With the amount of rain falling some of the clay/siltstone cliffs lining Breton Bay eventually failed, these sediments are very young and make up the mostly Holocene section of the Atlantic Coastal Plain province in Breton Bay. Since a lot of Breton Bay is comprised of clay, the added floodwaters tuned the oversaturated sediment into a slurry as clay spreads evenly through water. Cliff faces collapsed as the clay slid out of place and down towards the water's edge, this undercut parts of the above topsoil which in turn broke loose and fell towards the bay.
Several locations in Breton Bay experienced ground subsidence in the form of sinkholes, as one opened up close to the cliffs along the bay. The images below show a Cover-Collapse Sinkhole, a relatively common type. It is possible that this one developed over the progression of several hours after or during Tropical Storm Isaias as the water started to drain through the permeable layers below.
The sandy clay cover sequence below the topsoil made an ideal environment for a sinkhole to form. Sediments at the base would have spalled into a cavity over time than created a natural arch, the cavity continued to migrate upwards until it eventually breached the surface and the ground above finally gave way.
Groundwater moves in certain patterns underground and after a major rain event, there is a lot of it. With some layers of soil and rock beneath the surface being more porous than others rainwater can move through it. The movement is not completely straight down but horizontal as well since the water moves through permeable layers.
In Breton Bay, this is visible as very small streams were conjoining in the talus slope created by the landslides. patterns in the beach sand also show signs of water flow from the porous rock layers exposed by Tropical Storm Isaias.
Water Management Administration Water Supply Program December 2005, Source water Assessment for St. Mary's County
Maryland Geologic Survey. St. Mary's County 1968. Geologic maps of Maryland.
Dénes Lóczy, Szabolcs Czigány and Ervin Pirkhoffer. Flash Flood Hazards. Institute of Environmental Sciences, University of Pécs
Hartner, Z. (2020, August 8). Tropical Storm Isaias leaves some Maryland roads in tatters. WTOP.
Groundwater Flows Underground. (n.d.). USGS.
Sinkholes. (n.d.). USGS.
Nora K. Foley, Environmental Characteristics of Clays and Clay Mineral Deposits, USGS
Daniel J. Soeder, Jeff P. Raffensperger, and Mark R. Nardi.(2007). Effects of Withdrawals on Ground-Water Levels in Southern Maryland and the Adjacent Eastern Shore, 1980–2005. U.S. Department of the Interior, U.S. Geological Survey, Reston, Virginia.

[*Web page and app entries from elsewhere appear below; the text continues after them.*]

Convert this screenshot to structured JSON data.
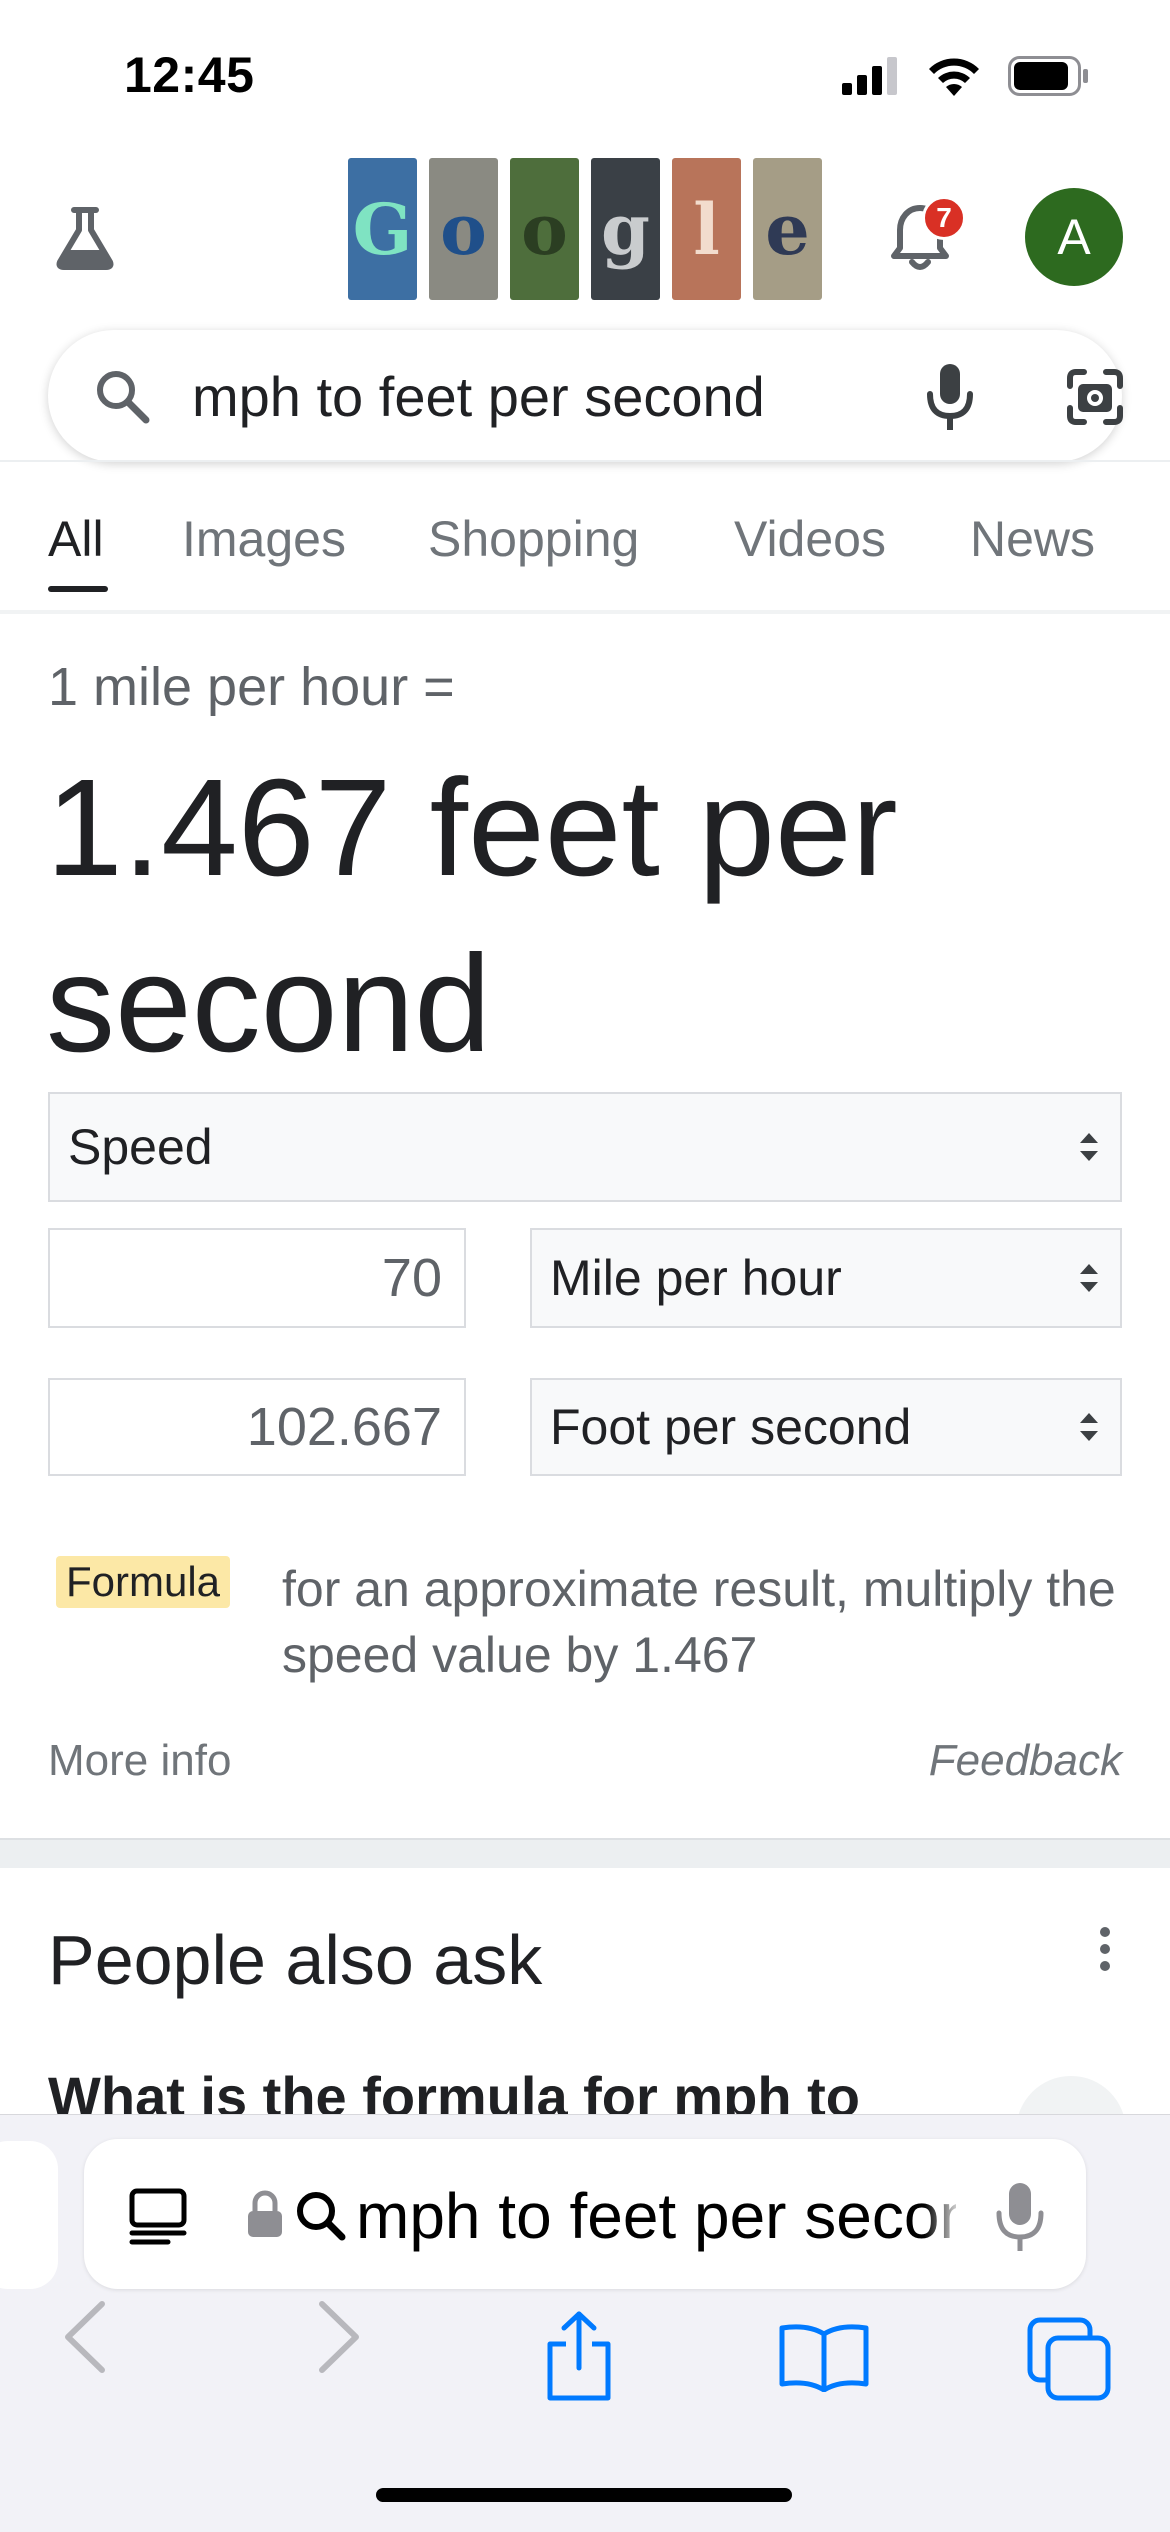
{
  "status_bar": {
    "time": "12:45"
  },
  "header": {
    "notification_count": "7",
    "avatar_initial": "A",
    "doodle_letters": [
      "G",
      "o",
      "o",
      "g",
      "l",
      "e"
    ]
  },
  "search": {
    "query": "mph to feet per second"
  },
  "tabs": [
    {
      "label": "All",
      "active": true
    },
    {
      "label": "Images",
      "active": false
    },
    {
      "label": "Shopping",
      "active": false
    },
    {
      "label": "Videos",
      "active": false
    },
    {
      "label": "News",
      "active": false
    }
  ],
  "converter": {
    "input_label": "1 mile per hour =",
    "result": "1.467 feet per second",
    "category": "Speed",
    "from_value": "70",
    "from_unit": "Mile per hour",
    "to_value": "102.667",
    "to_unit": "Foot per second",
    "formula_label": "Formula",
    "formula_text": "for an approximate result, multiply the speed value by 1.467",
    "more_info": "More info",
    "feedback": "Feedback"
  },
  "people_also_ask": {
    "title": "People also ask",
    "first_question": "What is the formula for mph to"
  },
  "safari": {
    "url_text": "mph to feet per secon"
  },
  "colors": {
    "accent_blue": "#1a73e8",
    "safari_blue": "#007aff",
    "avatar_green": "#2d6a1f",
    "badge_red": "#d93025",
    "formula_chip": "#fce8a6"
  }
}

Thomas C. Winter Judson W. Harvey O. Lehn Franke William M. Alley. Ground Water and Surface Water A Single Resource. U.S. Geological Survey Circular 1139
King, H. M. (n.d.). Coal: Anthracite, Bituminous, Coke, Pictures, Formation, Uses. Geology.Com.